__THE DATA__
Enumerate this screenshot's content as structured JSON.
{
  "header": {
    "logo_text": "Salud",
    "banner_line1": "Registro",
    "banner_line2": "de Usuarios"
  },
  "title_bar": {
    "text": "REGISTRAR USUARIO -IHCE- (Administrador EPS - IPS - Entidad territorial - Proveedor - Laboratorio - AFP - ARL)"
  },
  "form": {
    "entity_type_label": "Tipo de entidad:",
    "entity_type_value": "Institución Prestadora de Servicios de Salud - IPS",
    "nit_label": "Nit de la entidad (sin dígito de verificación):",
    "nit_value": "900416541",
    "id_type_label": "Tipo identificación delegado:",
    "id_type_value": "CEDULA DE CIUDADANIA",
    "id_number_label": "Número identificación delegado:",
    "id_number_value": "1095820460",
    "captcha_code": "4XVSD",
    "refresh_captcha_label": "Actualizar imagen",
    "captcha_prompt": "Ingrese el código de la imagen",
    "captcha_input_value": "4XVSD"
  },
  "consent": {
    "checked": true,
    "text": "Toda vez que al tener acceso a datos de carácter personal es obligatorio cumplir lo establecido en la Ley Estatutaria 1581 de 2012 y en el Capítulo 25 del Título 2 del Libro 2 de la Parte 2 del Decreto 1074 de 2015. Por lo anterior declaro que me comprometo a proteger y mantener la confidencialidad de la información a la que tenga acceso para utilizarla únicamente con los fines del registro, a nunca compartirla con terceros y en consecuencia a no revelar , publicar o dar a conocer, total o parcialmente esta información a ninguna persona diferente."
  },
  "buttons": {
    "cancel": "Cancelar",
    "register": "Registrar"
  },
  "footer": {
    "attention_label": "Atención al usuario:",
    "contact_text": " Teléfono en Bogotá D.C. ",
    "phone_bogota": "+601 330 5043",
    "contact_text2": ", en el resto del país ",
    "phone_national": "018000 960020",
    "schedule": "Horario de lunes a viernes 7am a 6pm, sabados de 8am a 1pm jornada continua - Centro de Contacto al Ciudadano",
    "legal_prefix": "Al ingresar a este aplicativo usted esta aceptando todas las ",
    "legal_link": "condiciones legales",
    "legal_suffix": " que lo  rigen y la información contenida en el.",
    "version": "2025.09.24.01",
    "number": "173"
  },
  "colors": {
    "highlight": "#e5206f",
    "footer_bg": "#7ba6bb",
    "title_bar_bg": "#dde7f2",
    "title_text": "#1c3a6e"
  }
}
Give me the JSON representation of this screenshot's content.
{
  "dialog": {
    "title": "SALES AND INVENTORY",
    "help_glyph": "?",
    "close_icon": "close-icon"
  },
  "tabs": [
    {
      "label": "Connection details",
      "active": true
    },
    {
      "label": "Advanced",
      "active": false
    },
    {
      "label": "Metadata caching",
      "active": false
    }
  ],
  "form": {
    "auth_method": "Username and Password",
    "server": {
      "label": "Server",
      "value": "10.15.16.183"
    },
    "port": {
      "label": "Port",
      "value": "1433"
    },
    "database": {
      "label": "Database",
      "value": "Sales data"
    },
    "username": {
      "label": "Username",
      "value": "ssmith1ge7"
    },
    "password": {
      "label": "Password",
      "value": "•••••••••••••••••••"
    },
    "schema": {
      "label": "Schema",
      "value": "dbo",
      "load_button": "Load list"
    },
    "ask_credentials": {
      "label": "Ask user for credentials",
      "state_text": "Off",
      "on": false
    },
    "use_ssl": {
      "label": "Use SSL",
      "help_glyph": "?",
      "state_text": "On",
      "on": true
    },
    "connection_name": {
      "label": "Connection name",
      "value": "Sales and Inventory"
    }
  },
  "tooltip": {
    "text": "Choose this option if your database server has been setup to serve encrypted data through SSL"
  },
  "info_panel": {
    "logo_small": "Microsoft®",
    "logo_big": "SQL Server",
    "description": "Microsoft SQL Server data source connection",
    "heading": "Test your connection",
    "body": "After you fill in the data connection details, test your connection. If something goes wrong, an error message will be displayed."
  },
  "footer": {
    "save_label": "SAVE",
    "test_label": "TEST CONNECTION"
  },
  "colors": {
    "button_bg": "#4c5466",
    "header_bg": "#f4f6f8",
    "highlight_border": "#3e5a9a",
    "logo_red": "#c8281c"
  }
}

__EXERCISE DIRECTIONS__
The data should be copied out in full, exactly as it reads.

__EXERCISE ANSWER__
Enumerate this screenshot's content as structured JSON.
{
  "header": {
    "logo_text": "Salud",
    "banner_line1": "Registro",
    "banner_line2": "de Usuarios"
  },
  "title_bar": {
    "text": "REGISTRAR USUARIO -IHCE- (Administrador EPS - IPS - Entidad territorial - Proveedor - Laboratorio - AFP - ARL)"
  },
  "form": {
    "entity_type_label": "Tipo de entidad:",
    "entity_type_value": "Institución Prestadora de Servicios de Salud - IPS",
    "nit_label": "Nit de la entidad (sin dígito de verificación):",
    "nit_value": "900416541",
    "id_type_label": "Tipo identificación delegado:",
    "id_type_value": "CEDULA DE CIUDADANIA",
    "id_number_label": "Número identificación delegado:",
    "id_number_value": "1095820460",
    "captcha_code": "4XVSD",
    "refresh_captcha_label": "Actualizar imagen",
    "captcha_prompt": "Ingrese el código de la imagen",
    "captcha_input_value": "4XVSD"
  },
  "consent": {
    "checked": true,
    "text": "Toda vez que al tener acceso a datos de carácter personal es obligatorio cumplir lo establecido en la Ley Estatutaria 1581 de 2012 y en el Capítulo 25 del Título 2 del Libro 2 de la Parte 2 del Decreto 1074 de 2015. Por lo anterior declaro que me comprometo a proteger y mantener la confidencialidad de la información a la que tenga acceso para utilizarla únicamente con los fines del registro, a nunca compartirla con terceros y en consecuencia a no revelar , publicar o dar a conocer, total o parcialmente esta información a ninguna persona diferente."
  },
  "buttons": {
    "cancel": "Cancelar",
    "register": "Registrar"
  },
  "footer": {
    "attention_label": "Atención al usuario:",
    "contact_text": " Teléfono en Bogotá D.C. ",
    "phone_bogota": "+601 330 5043",
    "contact_text2": ", en el resto del país ",
    "phone_national": "018000 960020",
    "schedule": "Horario de lunes a viernes 7am a 6pm, sabados de 8am a 1pm jornada continua - Centro de Contacto al Ciudadano",
    "legal_prefix": "Al ingresar a este aplicativo usted esta aceptando todas las ",
    "legal_link": "condiciones legales",
    "legal_suffix": " que lo  rigen y la información contenida en el.",
    "version": "2025.09.24.01",
    "number": "173"
  },
  "colors": {
    "highlight": "#e5206f",
    "footer_bg": "#7ba6bb",
    "title_bar_bg": "#dde7f2",
    "title_text": "#1c3a6e"
  }
}
Give me the JSON representation of this screenshot's content.
{
  "dialog": {
    "title": "SALES AND INVENTORY",
    "help_glyph": "?",
    "close_icon": "close-icon"
  },
  "tabs": [
    {
      "label": "Connection details",
      "active": true
    },
    {
      "label": "Advanced",
      "active": false
    },
    {
      "label": "Metadata caching",
      "active": false
    }
  ],
  "form": {
    "auth_method": "Username and Password",
    "server": {
      "label": "Server",
      "value": "10.15.16.183"
    },
    "port": {
      "label": "Port",
      "value": "1433"
    },
    "database": {
      "label": "Database",
      "value": "Sales data"
    },
    "username": {
      "label": "Username",
      "value": "ssmith1ge7"
    },
    "password": {
      "label": "Password",
      "value": "•••••••••••••••••••"
    },
    "schema": {
      "label": "Schema",
      "value": "dbo",
      "load_button": "Load list"
    },
    "ask_credentials": {
      "label": "Ask user for credentials",
      "state_text": "Off",
      "on": false
    },
    "use_ssl": {
      "label": "Use SSL",
      "help_glyph": "?",
      "state_text": "On",
      "on": true
    },
    "connection_name": {
      "label": "Connection name",
      "value": "Sales and Inventory"
    }
  },
  "tooltip": {
    "text": "Choose this option if your database server has been setup to serve encrypted data through SSL"
  },
  "info_panel": {
    "logo_small": "Microsoft®",
    "logo_big": "SQL Server",
    "description": "Microsoft SQL Server data source connection",
    "heading": "Test your connection",
    "body": "After you fill in the data connection details, test your connection. If something goes wrong, an error message will be displayed."
  },
  "footer": {
    "save_label": "SAVE",
    "test_label": "TEST CONNECTION"
  },
  "colors": {
    "button_bg": "#4c5466",
    "header_bg": "#f4f6f8",
    "highlight_border": "#3e5a9a",
    "logo_red": "#c8281c"
  }
}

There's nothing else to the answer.